Leathernecks: An Illustrated History of the United States Marine Corps

Article excerpt

Leathernecks: An Illustrated History of the United States Marine Corps by Merrill L. Bartlett and Jack Sweetman. Naval Institute Press (http://www.usni.org), 291 Wood Road, Annapolis, Maryland 21402, 2008, 479 pages, $60.00 (hardcover), ISBN 978-1-59114-020-7.

Leathernecks is a comprehensive and marvelously illustrated account of the history of the United States Marine Corps. Its authors, awardwinning military historians Merrill L. Bartlett and Jack Sweetman, examine the personalities and events that have shaped the Corps over its 235-year history, from the service's inception in 1775 through its most recent operations in Iraq and Afghanistan.

Bartlett and Sweetman begin their story not in the legendary Tan Tavern in Philadelphia but, interestingly, in the village of Passamaquoddy, Nova Scotia.

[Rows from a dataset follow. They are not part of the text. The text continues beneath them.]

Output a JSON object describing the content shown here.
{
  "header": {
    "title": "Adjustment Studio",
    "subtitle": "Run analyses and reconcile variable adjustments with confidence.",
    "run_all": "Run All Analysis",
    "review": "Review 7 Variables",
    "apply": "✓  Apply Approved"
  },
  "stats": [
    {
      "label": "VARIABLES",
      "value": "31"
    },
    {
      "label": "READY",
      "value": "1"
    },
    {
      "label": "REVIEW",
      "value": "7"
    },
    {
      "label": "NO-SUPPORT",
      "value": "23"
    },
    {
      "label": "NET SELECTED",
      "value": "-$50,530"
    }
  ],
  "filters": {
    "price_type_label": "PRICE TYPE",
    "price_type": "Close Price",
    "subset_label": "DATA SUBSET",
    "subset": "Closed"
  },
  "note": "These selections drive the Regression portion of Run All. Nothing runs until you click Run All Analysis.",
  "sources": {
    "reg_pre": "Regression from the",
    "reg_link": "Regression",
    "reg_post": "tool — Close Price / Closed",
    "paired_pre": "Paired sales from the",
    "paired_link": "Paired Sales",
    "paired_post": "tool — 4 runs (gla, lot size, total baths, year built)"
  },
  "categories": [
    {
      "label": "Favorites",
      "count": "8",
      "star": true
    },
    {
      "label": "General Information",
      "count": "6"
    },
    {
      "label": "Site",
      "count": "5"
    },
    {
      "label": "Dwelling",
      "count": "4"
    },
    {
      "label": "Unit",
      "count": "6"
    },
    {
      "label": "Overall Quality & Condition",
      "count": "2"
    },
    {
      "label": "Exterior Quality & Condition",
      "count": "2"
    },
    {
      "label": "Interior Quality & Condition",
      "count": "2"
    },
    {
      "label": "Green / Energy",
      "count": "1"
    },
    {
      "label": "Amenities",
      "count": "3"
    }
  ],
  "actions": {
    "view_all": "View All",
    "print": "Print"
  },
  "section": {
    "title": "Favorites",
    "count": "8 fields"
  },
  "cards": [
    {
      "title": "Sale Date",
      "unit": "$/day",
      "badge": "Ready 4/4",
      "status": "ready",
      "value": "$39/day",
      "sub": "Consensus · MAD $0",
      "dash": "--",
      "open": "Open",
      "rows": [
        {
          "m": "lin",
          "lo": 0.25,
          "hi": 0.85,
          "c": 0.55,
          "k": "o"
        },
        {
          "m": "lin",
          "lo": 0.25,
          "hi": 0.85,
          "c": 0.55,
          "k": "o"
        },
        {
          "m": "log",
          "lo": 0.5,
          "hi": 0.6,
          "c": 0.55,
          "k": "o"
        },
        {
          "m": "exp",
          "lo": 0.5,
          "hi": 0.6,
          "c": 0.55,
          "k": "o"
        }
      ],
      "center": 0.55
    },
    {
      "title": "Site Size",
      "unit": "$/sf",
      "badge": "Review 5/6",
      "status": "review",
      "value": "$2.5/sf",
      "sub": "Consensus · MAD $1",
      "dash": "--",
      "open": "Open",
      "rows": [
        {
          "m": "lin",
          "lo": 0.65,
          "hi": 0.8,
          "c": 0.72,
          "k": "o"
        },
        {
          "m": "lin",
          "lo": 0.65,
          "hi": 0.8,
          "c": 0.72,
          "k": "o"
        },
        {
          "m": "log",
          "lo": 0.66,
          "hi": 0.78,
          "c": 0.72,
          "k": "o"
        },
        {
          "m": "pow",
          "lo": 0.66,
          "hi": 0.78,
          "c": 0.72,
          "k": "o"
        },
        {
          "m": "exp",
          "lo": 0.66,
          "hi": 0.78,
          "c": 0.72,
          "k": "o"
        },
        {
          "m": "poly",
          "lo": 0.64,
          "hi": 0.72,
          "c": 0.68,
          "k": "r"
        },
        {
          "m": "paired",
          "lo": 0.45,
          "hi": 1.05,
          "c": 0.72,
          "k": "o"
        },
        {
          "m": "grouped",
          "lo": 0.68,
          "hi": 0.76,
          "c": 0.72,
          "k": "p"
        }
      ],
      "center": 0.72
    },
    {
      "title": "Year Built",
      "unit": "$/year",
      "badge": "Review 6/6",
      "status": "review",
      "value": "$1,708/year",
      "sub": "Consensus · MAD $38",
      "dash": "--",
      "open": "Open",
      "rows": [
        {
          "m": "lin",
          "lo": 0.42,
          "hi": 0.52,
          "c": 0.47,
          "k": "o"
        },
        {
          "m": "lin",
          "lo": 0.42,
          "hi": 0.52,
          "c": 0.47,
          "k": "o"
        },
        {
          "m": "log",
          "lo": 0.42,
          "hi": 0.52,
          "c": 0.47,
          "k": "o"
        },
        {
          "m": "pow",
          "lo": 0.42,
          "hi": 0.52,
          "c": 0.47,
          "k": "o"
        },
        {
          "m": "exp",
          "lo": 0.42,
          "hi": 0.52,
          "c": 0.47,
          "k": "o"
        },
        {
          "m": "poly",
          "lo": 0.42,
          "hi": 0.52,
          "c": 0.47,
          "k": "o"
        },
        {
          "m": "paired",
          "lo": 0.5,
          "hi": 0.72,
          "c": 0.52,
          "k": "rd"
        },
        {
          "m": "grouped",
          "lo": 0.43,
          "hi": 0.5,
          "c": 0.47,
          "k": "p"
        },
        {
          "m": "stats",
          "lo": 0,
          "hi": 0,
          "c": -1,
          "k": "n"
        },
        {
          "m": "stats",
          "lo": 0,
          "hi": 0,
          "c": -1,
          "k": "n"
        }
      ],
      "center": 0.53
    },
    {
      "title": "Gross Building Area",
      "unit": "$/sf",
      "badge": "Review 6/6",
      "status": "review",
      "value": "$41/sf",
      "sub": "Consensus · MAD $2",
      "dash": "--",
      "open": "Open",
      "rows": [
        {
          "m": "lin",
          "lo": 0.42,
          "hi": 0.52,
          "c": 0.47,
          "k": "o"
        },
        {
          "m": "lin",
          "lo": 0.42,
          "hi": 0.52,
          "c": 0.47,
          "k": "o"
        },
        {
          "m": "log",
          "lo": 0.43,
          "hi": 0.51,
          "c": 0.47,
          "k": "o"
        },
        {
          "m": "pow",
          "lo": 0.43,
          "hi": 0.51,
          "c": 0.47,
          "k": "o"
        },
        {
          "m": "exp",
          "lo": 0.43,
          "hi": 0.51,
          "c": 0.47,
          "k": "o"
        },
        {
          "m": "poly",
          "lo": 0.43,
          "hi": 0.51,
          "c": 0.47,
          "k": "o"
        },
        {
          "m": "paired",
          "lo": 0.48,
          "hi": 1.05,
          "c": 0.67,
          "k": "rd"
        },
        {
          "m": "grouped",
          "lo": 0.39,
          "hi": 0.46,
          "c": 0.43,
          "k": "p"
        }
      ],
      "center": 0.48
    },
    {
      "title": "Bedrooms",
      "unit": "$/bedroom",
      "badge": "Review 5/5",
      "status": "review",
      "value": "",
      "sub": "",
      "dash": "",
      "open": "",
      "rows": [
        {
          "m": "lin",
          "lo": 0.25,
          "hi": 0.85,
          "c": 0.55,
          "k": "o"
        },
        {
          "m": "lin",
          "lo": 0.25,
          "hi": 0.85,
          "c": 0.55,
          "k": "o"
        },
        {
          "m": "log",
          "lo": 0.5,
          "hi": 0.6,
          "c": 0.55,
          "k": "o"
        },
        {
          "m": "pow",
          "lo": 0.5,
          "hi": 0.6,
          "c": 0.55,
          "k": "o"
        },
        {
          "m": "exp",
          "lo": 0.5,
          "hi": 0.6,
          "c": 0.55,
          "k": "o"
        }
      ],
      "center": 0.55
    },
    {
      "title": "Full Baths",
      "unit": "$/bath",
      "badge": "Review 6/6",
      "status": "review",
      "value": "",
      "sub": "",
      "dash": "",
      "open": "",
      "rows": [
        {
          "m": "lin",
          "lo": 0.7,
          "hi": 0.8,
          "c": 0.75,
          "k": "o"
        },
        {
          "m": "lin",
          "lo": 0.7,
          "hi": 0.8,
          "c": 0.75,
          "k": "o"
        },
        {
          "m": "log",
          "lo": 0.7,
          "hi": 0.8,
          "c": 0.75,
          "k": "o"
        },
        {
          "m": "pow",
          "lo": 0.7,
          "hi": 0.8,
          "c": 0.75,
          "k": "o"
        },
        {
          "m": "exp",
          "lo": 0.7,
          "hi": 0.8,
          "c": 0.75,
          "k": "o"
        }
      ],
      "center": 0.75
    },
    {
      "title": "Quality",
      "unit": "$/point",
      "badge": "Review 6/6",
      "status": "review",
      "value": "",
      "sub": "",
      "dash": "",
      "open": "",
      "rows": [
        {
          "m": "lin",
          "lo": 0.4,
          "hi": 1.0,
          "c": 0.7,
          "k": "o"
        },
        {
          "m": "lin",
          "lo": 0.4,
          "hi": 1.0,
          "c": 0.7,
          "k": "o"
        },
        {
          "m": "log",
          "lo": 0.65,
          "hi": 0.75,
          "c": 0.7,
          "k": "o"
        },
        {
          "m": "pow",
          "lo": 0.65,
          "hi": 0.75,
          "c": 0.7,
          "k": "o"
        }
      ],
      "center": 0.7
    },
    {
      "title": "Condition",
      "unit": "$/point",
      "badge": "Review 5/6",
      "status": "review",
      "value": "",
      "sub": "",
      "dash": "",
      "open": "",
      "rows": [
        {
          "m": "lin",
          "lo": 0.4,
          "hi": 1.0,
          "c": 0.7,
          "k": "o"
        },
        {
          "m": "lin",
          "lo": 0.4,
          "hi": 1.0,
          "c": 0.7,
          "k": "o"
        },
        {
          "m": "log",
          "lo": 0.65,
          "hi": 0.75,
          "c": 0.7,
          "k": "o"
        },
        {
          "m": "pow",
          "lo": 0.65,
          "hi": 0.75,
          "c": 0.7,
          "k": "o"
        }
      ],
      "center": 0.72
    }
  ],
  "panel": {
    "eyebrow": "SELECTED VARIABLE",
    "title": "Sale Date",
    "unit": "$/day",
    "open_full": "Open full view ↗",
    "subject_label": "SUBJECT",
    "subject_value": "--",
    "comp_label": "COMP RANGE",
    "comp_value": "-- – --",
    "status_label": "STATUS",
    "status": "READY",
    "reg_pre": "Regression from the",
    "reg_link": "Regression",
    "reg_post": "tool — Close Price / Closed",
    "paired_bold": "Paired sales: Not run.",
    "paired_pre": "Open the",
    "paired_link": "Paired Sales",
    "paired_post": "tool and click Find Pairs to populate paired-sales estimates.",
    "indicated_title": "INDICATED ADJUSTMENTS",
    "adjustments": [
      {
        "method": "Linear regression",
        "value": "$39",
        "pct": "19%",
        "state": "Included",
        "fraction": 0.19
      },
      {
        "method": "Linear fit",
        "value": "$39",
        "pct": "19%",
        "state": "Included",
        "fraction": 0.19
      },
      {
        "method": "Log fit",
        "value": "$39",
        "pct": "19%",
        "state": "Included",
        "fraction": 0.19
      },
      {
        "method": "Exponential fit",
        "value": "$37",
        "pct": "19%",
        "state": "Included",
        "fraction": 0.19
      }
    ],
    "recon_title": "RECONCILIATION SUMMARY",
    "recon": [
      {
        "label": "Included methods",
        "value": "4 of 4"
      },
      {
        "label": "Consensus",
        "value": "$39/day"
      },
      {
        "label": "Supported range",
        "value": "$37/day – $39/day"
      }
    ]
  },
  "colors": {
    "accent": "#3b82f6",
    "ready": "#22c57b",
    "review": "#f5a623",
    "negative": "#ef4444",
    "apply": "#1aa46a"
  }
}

In November 1775, the citizens of that remote Canadian town sent a petition to the Continental Congress in Philadelphia requesting "to be admitted into the association of North Americans, for the preservation of their rights and liberties" (p. 13). Despite its appeal, the idea of liberating Passamaquoddy was quickly overshadowed by the prospect of capturing the nearby British naval base in Halifax. Thus, Congress recommended that Gen George Washington conduct an amphibious operation on the coast of Nova Scotia, "that two battalions of Marines be raised" from among his forces, and "that they be distinguished by the names of the first & second battalions of American Marines" (p. 14). Washington wisely rejected the scheme. At the time, his nascent army was fully occupied with the investment of Boston, and he could ill afford the loss of two battalions. Nevertheless, Congress decided to raise the Continental Marines separately from the army and began appointing officers in Philadelphia.

This little-known account of the Marines' founding is but one of the many nuggets in this veritable gold mine of interesting information. Through a concise and lively narrative, the authors relate numerous anecdotes from the Corps's past while providing a comprehensive organizational and operational history of the service. They examine the development of the Corps through the Revolution, detailing the Marines' first amphibious landing at Hog Island in the Bahamas as well as their role as ships' troops serving in every major naval engagement of the war. They go on to examine the service's activities during the Quasi-War with France and the First Barbary War. During the latter conflict, Lt Presley O'Bannon and seven other Marines carried the American flag to the shores of Tripoli- an event later memorialized in the Marine Corps Hymn.

The leathernecks- so named because of the broad leather stocks that Marines wore for protection against sword slashes- would go on to serve heroically at sea and on land during the War of 1812, the Seminóle War, and the Mexican War. …